The bioavailability of cariprazine is 52%, and absorption is not affected by high-fat meals. Peak plasma concentrations are reached between 3 and 6 hours, and the drug is >90% bound by plasma proteins. Cariprazine undergoes extensive hepatic oxidation primarily by CYP3A4 and some CYP2D6, yielding the active metabolites desmethyl cariprazine and didesmethyl cariprazine (DDCAR). DDCAR undergoes further CYP3A4 hydroxylation to an inactive metabolite. The half-lives of cariprazine and DDCAR are 2 to 4 days and 1 to 3 weeks, respectively. Cariprazine is excreted primarily as metabolites.
Adverse Reactions and Drug Interactions7,8
The most common adverse reactions reported by patients receiving cariprazine in clinical trials included extrapyramidal symptoms, akathisia, dyspepsia, vomiting, somnolence, and restlessness. All atypical antipsychotics carry a black box warning alerting prescribers to an increased risk of death associated with off-label use to treat behavioral problems in older people with dementiarelated psychosis. Like many atypical antipsychotics, cariprazine comes with warnings for cerebrovascular adverse effects, including stroke, neuroleptic malignant syndrome, tardive dyskinesia, metabolic changes, and orthostatic hypotension.
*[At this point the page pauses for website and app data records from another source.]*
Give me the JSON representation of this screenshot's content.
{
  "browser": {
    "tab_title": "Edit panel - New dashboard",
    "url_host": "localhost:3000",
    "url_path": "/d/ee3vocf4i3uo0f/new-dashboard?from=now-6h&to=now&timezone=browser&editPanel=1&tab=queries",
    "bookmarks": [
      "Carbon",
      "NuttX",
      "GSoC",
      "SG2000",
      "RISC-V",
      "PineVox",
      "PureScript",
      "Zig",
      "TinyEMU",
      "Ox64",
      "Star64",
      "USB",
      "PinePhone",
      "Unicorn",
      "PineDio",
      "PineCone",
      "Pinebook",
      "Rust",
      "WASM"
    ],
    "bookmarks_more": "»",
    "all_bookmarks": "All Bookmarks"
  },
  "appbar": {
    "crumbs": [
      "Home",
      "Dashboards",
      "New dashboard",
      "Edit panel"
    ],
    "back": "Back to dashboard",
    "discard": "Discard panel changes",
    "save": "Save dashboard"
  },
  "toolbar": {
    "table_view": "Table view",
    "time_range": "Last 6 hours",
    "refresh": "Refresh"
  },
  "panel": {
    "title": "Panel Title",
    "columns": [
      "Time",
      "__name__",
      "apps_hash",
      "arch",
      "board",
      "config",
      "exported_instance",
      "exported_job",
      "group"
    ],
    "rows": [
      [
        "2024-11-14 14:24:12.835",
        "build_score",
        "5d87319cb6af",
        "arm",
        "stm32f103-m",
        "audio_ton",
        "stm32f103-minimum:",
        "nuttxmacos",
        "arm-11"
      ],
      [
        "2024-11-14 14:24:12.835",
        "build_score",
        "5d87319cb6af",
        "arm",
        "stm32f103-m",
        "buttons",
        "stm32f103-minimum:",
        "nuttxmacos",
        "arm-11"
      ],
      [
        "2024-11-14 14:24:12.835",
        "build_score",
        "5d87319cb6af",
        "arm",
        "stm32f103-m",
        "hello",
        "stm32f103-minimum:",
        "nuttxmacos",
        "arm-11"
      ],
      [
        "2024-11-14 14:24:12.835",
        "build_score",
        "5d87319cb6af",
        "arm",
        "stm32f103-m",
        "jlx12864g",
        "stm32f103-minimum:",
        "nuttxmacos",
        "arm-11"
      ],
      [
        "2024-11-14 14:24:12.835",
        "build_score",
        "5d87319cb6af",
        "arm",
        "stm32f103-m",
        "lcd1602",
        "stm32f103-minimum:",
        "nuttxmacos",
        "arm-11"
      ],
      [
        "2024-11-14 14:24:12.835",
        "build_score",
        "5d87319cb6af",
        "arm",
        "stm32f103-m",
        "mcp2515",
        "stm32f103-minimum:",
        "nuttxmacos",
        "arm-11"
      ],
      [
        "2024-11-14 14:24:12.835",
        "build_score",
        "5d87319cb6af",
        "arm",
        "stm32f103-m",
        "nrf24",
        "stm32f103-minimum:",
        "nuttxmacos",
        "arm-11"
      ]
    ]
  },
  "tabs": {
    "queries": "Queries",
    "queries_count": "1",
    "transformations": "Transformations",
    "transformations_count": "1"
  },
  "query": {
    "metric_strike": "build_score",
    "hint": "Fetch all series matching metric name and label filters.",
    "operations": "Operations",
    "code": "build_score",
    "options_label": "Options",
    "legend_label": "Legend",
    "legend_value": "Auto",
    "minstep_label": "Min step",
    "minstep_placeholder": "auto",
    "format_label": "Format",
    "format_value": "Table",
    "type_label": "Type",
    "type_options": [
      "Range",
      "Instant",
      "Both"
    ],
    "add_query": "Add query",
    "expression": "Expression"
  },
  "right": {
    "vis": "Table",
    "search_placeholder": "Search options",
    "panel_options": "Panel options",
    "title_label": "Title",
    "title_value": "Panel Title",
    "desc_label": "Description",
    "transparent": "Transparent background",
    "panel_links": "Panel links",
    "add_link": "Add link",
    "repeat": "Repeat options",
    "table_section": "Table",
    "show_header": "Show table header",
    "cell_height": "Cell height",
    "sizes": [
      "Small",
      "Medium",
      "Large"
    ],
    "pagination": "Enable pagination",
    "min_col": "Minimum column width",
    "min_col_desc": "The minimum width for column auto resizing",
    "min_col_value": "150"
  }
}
Cariprazine should be used with caution in pregnant women because neonates exposed to the drug during the third trimester of pregnancy have experienced extrapyramidal and/or withdrawal symptoms.
Drug interactions with cariprazine are limited to those that are due to its metabolism by CYP3A4. If cariprazine is administered with a strong CYP3A4 inhibitor (e.g., clarithromycin, azole antifungals, protease inhibitors), the dose should be reduced to 75 mg. The use of cariprazine in patients taking a strong CYP3A4 inducer (e.g., rifampin, carbamazepine) should be avoided.
Dosage and Administration7,8
Cariprazine is supplied as 1.5-, 3-, 4.5-, and 6-mg capsules for oral administration once daily with or without food. The recommended starting dosage for both indications is 1.5 mg daily, which may be increased to 3 mg on day 2 of therapy. The recommended dosage range for schizophrenia and bipolar disorder is 1.5 to 6 mg per day and 3 to 6 mg per day, respectively, with a maximum recommended dosage of 6 mg. Safety and effectiveness have not been established in pediatric patients. No dose adjustments of cariprazine are required in patients with mild-to-moderate hepatic impairment (Child-Pugh score 5–9) or mild-to-moderate renal impairment (creatinine clearance ≥30 mL/min). Cariprazine should not be used in patients with severe renal or hepatic impairment, as the drug has not been adequately studied in this patient population.
US Pharmacist. 2016;41(10):30-36. © 2016 Jobson Publishing